Indexed on: 08 Feb '08Published on: 08 Feb '08Published in: American journal of physiology. Renal physiology
Autophagy has emerged as another major "programmed" mechanism to control life and death much like "programmed cell death" is for apoptosis in eukaryotes. We examined the expression of autophagic proteins and formation of autophagosomes during progression of cisplatin injury to renal tubular epithelial cells (RTEC). Autophagy was detected as early as 2-4 h after cisplatin exposure as indicated by induction of LC3-I, conversion of LC3-I to LC3-II protein, and upregulation of Beclin 1 and Atg5, essential markers of autophagy. The appearance of cisplatin-induced punctated staining of autophagosome-associated LC3-II upon GFP-LC3 transfection in RTEC provided further evidence for autophagy. The autophagy inhibitor 3-methyladenine blocked punctated staining of autophagosomes. The staining of normal cells with acridine orange displayed green fluorescence with cytoplasmic and nuclear components in normal cells but displayed considerable red fluorescence in cisplatin-treated cells, suggesting formation of numerous acidic autophagolysosomal vacuoles. Autophagy inhibitors LY294002 or 3-methyladenine or wortmannin inhibited the formation of autophagosomes but induced apoptosis after 2-4 h of cisplatin treatment as indicated by caspase-3/7 and -6 activation, nuclear fragmentation, and cell death. This switch from autophagy to apoptosis by autophagic inhibitors further suggests that the preapoptotic lag phase after treatment with cisplatin is mediated by autophagy. At later stages of cisplatin injury, apoptosis was also found to be associated with autophagy, as autophagic inhibitors and inactivation of autophagy proteins Beclin 1 and Atg5 enhanced activation of caspases and apoptosis.

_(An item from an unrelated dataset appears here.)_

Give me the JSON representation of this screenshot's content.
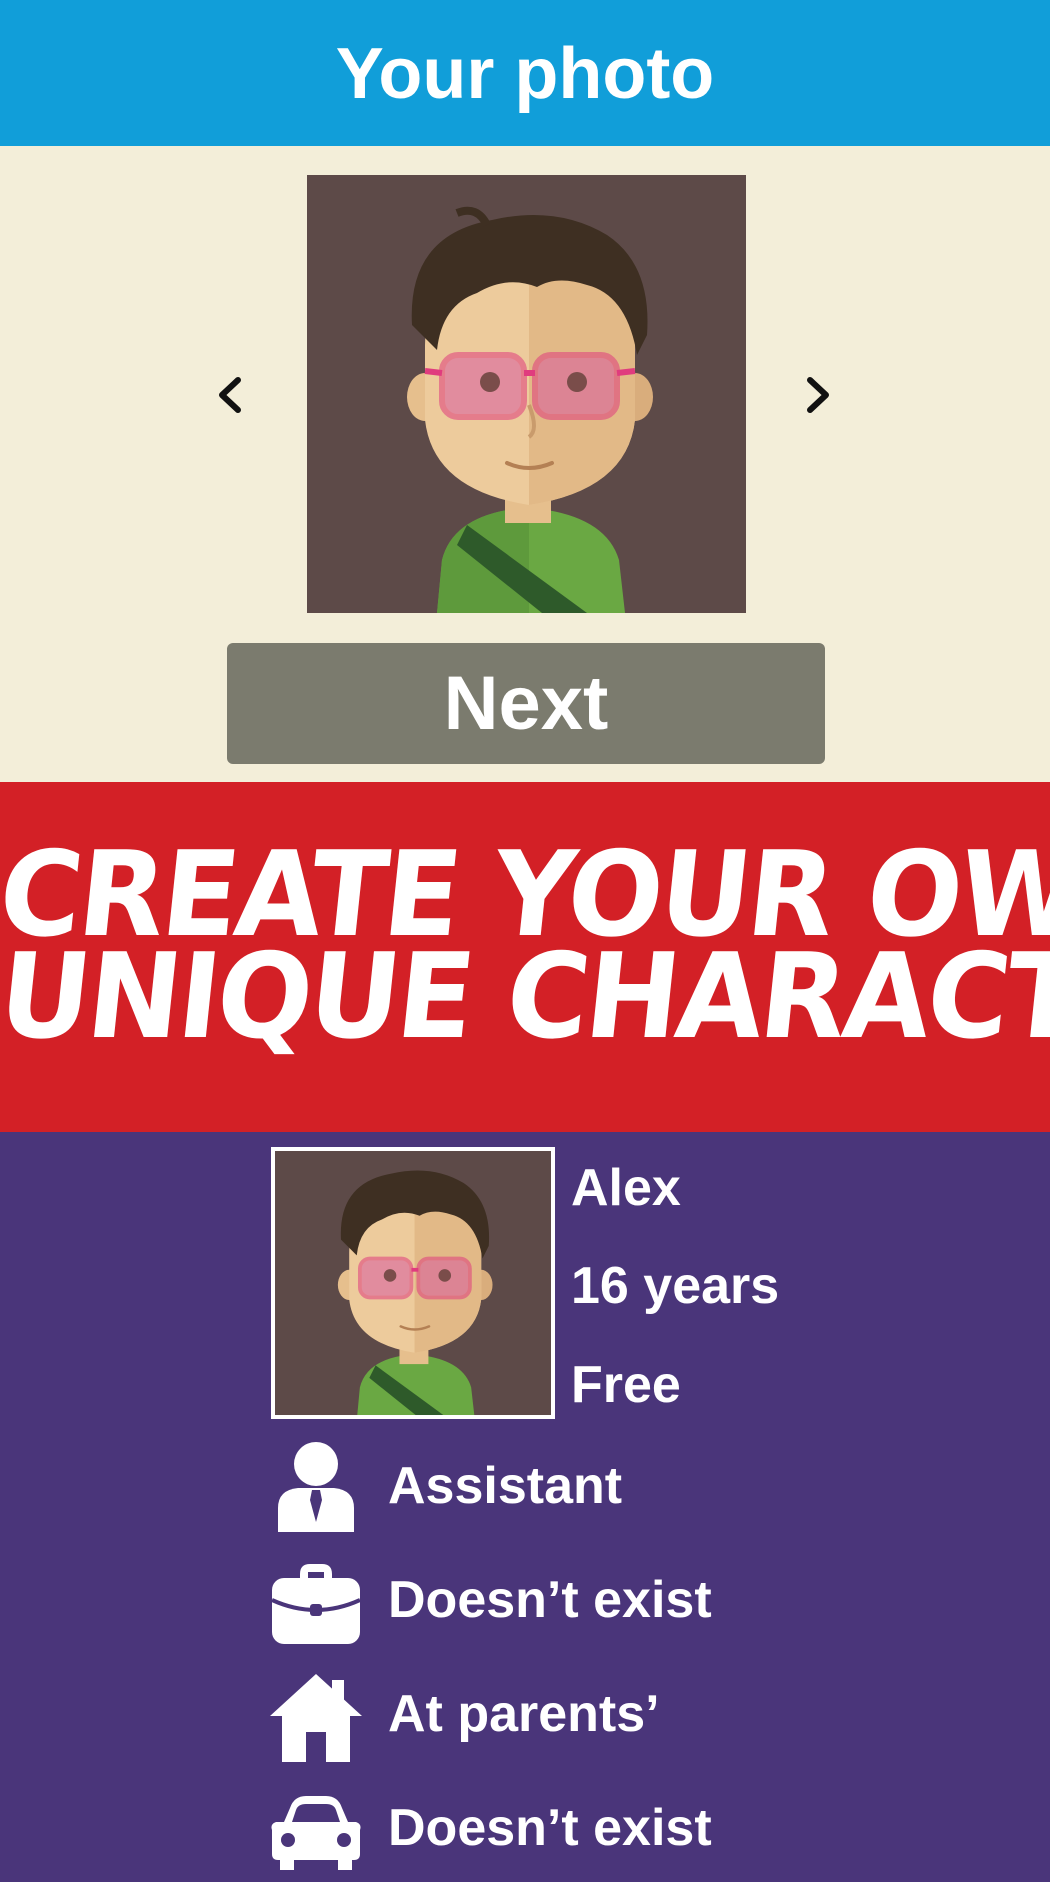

Our results demonstrate that induction of autophagy mounts an adaptive response, suppresses cisplatin-induced apoptosis, and prolongs survival of RTEC.